PROBLEM REQUIREMENTS
A faithful copy without images is required: write out all the records exactly.

GIVEN INFORMATION
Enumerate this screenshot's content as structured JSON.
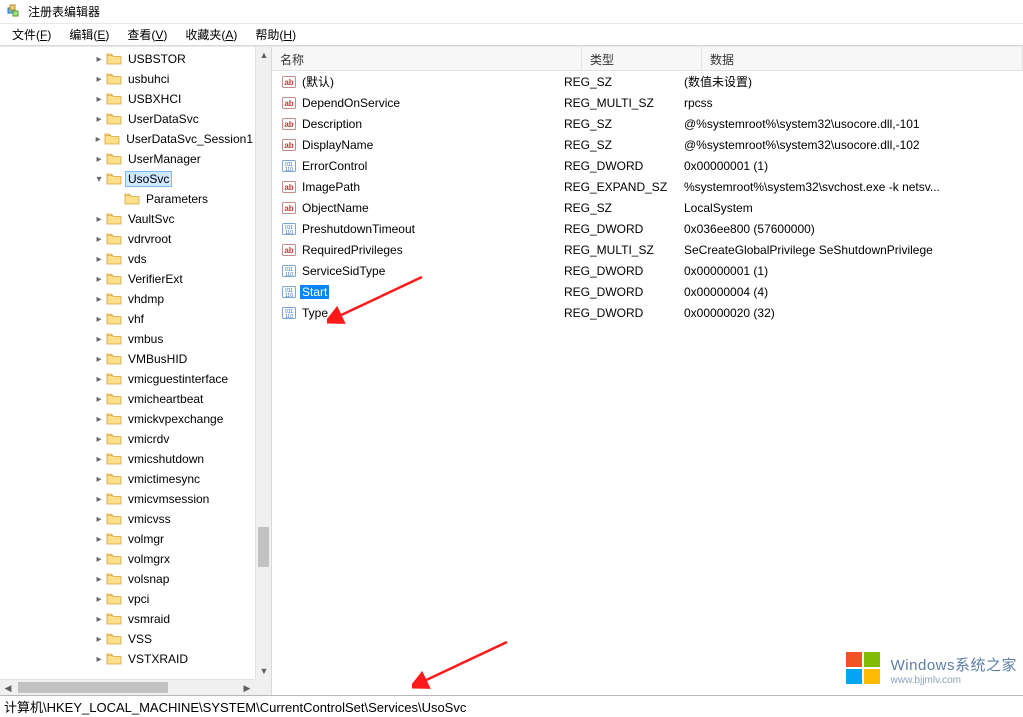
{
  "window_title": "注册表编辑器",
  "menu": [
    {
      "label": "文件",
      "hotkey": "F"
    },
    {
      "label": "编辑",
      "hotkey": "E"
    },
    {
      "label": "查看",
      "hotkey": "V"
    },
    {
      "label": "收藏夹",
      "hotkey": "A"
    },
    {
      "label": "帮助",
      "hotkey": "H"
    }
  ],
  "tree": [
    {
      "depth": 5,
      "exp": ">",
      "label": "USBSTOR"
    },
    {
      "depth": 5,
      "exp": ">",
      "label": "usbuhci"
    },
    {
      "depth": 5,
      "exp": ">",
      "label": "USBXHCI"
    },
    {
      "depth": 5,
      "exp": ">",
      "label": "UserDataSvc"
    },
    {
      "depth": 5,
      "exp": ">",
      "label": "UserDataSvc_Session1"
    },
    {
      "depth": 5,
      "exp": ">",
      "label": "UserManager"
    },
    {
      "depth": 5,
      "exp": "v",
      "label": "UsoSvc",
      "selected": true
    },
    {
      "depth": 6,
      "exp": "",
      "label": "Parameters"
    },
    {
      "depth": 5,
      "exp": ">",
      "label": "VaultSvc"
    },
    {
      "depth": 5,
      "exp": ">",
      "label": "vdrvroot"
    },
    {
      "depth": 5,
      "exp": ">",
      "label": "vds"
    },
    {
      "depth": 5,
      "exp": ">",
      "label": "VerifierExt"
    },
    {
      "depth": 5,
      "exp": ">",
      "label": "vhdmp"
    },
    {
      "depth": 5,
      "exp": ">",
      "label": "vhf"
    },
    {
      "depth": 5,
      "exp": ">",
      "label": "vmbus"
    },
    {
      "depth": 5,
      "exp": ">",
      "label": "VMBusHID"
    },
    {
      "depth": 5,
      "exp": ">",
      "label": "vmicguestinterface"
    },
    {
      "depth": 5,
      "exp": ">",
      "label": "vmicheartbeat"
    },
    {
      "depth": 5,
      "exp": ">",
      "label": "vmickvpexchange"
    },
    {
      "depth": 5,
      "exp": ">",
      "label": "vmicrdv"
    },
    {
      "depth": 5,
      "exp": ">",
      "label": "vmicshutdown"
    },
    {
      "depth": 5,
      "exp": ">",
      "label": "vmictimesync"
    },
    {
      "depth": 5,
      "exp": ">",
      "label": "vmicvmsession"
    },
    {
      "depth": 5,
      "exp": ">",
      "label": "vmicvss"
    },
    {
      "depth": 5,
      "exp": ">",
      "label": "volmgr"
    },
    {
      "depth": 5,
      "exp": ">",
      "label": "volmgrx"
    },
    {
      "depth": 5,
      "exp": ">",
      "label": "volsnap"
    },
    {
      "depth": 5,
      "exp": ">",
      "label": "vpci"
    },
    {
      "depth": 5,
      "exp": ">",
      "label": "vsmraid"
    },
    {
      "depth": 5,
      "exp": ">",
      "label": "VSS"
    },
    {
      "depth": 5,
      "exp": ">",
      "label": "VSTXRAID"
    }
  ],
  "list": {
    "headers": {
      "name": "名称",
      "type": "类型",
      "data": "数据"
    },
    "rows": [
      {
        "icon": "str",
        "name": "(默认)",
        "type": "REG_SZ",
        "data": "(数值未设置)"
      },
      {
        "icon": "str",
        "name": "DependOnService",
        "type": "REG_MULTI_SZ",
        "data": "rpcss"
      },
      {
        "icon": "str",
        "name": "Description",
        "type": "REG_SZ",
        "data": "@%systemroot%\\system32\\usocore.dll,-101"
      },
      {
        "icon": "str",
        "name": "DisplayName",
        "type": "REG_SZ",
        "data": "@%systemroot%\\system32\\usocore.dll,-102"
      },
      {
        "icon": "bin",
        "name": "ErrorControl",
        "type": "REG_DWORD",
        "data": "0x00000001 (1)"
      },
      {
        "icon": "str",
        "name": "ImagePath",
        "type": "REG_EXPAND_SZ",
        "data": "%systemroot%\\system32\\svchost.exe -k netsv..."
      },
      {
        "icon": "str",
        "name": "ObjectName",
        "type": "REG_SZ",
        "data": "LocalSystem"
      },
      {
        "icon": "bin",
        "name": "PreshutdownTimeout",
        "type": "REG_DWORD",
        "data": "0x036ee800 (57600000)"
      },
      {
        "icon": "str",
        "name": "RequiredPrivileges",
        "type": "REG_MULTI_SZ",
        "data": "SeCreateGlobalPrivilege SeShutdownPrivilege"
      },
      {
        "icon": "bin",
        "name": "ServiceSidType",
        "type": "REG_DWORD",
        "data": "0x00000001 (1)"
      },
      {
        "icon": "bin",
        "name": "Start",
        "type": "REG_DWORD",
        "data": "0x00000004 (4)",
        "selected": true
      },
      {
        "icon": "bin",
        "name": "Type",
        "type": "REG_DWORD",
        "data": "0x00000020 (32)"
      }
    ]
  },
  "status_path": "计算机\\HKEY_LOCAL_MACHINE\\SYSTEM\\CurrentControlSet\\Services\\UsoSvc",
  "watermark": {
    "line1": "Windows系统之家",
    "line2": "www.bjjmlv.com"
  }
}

WORKED SOLUTION
Enumerate this screenshot's content as structured JSON.
{
  "window_title": "注册表编辑器",
  "menu": [
    {
      "label": "文件",
      "hotkey": "F"
    },
    {
      "label": "编辑",
      "hotkey": "E"
    },
    {
      "label": "查看",
      "hotkey": "V"
    },
    {
      "label": "收藏夹",
      "hotkey": "A"
    },
    {
      "label": "帮助",
      "hotkey": "H"
    }
  ],
  "tree": [
    {
      "depth": 5,
      "exp": ">",
      "label": "USBSTOR"
    },
    {
      "depth": 5,
      "exp": ">",
      "label": "usbuhci"
    },
    {
      "depth": 5,
      "exp": ">",
      "label": "USBXHCI"
    },
    {
      "depth": 5,
      "exp": ">",
      "label": "UserDataSvc"
    },
    {
      "depth": 5,
      "exp": ">",
      "label": "UserDataSvc_Session1"
    },
    {
      "depth": 5,
      "exp": ">",
      "label": "UserManager"
    },
    {
      "depth": 5,
      "exp": "v",
      "label": "UsoSvc",
      "selected": true
    },
    {
      "depth": 6,
      "exp": "",
      "label": "Parameters"
    },
    {
      "depth": 5,
      "exp": ">",
      "label": "VaultSvc"
    },
    {
      "depth": 5,
      "exp": ">",
      "label": "vdrvroot"
    },
    {
      "depth": 5,
      "exp": ">",
      "label": "vds"
    },
    {
      "depth": 5,
      "exp": ">",
      "label": "VerifierExt"
    },
    {
      "depth": 5,
      "exp": ">",
      "label": "vhdmp"
    },
    {
      "depth": 5,
      "exp": ">",
      "label": "vhf"
    },
    {
      "depth": 5,
      "exp": ">",
      "label": "vmbus"
    },
    {
      "depth": 5,
      "exp": ">",
      "label": "VMBusHID"
    },
    {
      "depth": 5,
      "exp": ">",
      "label": "vmicguestinterface"
    },
    {
      "depth": 5,
      "exp": ">",
      "label": "vmicheartbeat"
    },
    {
      "depth": 5,
      "exp": ">",
      "label": "vmickvpexchange"
    },
    {
      "depth": 5,
      "exp": ">",
      "label": "vmicrdv"
    },
    {
      "depth": 5,
      "exp": ">",
      "label": "vmicshutdown"
    },
    {
      "depth": 5,
      "exp": ">",
      "label": "vmictimesync"
    },
    {
      "depth": 5,
      "exp": ">",
      "label": "vmicvmsession"
    },
    {
      "depth": 5,
      "exp": ">",
      "label": "vmicvss"
    },
    {
      "depth": 5,
      "exp": ">",
      "label": "volmgr"
    },
    {
      "depth": 5,
      "exp": ">",
      "label": "volmgrx"
    },
    {
      "depth": 5,
      "exp": ">",
      "label": "volsnap"
    },
    {
      "depth": 5,
      "exp": ">",
      "label": "vpci"
    },
    {
      "depth": 5,
      "exp": ">",
      "label": "vsmraid"
    },
    {
      "depth": 5,
      "exp": ">",
      "label": "VSS"
    },
    {
      "depth": 5,
      "exp": ">",
      "label": "VSTXRAID"
    }
  ],
  "list": {
    "headers": {
      "name": "名称",
      "type": "类型",
      "data": "数据"
    },
    "rows": [
      {
        "icon": "str",
        "name": "(默认)",
        "type": "REG_SZ",
        "data": "(数值未设置)"
      },
      {
        "icon": "str",
        "name": "DependOnService",
        "type": "REG_MULTI_SZ",
        "data": "rpcss"
      },
      {
        "icon": "str",
        "name": "Description",
        "type": "REG_SZ",
        "data": "@%systemroot%\\system32\\usocore.dll,-101"
      },
      {
        "icon": "str",
        "name": "DisplayName",
        "type": "REG_SZ",
        "data": "@%systemroot%\\system32\\usocore.dll,-102"
      },
      {
        "icon": "bin",
        "name": "ErrorControl",
        "type": "REG_DWORD",
        "data": "0x00000001 (1)"
      },
      {
        "icon": "str",
        "name": "ImagePath",
        "type": "REG_EXPAND_SZ",
        "data": "%systemroot%\\system32\\svchost.exe -k netsv..."
      },
      {
        "icon": "str",
        "name": "ObjectName",
        "type": "REG_SZ",
        "data": "LocalSystem"
      },
      {
        "icon": "bin",
        "name": "PreshutdownTimeout",
        "type": "REG_DWORD",
        "data": "0x036ee800 (57600000)"
      },
      {
        "icon": "str",
        "name": "RequiredPrivileges",
        "type": "REG_MULTI_SZ",
        "data": "SeCreateGlobalPrivilege SeShutdownPrivilege"
      },
      {
        "icon": "bin",
        "name": "ServiceSidType",
        "type": "REG_DWORD",
        "data": "0x00000001 (1)"
      },
      {
        "icon": "bin",
        "name": "Start",
        "type": "REG_DWORD",
        "data": "0x00000004 (4)",
        "selected": true
      },
      {
        "icon": "bin",
        "name": "Type",
        "type": "REG_DWORD",
        "data": "0x00000020 (32)"
      }
    ]
  },
  "status_path": "计算机\\HKEY_LOCAL_MACHINE\\SYSTEM\\CurrentControlSet\\Services\\UsoSvc",
  "watermark": {
    "line1": "Windows系统之家",
    "line2": "www.bjjmlv.com"
  }
}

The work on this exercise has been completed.